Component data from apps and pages
━━━━━━━━━━
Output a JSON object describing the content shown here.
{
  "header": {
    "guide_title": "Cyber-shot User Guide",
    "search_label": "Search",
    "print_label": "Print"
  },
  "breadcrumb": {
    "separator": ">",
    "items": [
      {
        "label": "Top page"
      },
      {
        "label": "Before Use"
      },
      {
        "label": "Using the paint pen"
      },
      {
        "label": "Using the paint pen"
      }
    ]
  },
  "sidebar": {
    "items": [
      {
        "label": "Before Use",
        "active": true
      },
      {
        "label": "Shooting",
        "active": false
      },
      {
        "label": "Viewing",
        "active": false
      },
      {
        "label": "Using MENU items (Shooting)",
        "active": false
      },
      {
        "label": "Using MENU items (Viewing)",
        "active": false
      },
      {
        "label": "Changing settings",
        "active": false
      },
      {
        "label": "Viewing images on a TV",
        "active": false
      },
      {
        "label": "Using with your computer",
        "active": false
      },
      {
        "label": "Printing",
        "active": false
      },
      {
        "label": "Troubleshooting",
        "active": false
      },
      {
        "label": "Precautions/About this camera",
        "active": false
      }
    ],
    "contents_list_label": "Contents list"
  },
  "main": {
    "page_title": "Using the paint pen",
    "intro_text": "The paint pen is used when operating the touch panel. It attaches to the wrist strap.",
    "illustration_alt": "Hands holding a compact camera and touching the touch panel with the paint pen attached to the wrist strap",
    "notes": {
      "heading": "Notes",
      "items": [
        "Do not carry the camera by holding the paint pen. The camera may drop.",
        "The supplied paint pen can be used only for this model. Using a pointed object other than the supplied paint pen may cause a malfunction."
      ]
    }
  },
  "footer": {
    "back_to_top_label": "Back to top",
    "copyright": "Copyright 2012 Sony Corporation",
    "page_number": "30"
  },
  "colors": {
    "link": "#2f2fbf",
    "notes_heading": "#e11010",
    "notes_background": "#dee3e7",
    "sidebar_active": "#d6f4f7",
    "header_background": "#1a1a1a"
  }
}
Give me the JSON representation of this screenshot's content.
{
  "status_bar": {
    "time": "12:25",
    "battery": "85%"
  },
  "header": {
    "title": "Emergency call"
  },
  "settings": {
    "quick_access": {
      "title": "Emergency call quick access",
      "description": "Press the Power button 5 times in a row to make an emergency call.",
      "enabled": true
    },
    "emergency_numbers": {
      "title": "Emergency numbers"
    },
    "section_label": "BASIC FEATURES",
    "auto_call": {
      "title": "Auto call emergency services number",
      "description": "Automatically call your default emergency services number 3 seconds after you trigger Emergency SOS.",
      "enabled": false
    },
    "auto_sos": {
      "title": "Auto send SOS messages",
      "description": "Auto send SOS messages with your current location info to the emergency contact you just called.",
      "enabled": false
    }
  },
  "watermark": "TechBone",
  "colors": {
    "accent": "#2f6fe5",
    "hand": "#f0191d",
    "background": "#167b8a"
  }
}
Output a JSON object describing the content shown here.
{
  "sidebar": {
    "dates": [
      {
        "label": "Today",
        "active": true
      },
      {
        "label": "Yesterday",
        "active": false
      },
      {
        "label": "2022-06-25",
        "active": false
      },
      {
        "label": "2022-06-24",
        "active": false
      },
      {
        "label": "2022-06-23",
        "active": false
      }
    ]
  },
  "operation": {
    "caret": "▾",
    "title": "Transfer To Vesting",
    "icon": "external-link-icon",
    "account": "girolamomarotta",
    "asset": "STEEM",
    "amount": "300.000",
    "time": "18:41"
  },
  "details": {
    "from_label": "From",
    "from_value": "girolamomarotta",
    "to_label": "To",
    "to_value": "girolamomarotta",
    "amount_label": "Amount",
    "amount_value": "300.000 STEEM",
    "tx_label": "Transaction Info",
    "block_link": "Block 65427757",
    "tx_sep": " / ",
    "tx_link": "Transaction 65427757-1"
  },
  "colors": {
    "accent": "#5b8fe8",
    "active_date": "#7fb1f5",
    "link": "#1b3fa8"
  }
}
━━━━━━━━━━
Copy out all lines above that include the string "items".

◆ **Response to this task**
    "items": [
    "items": [
        "label": "Using MENU items (Shooting)",
        "label": "Using MENU items (Viewing)",
      "items": [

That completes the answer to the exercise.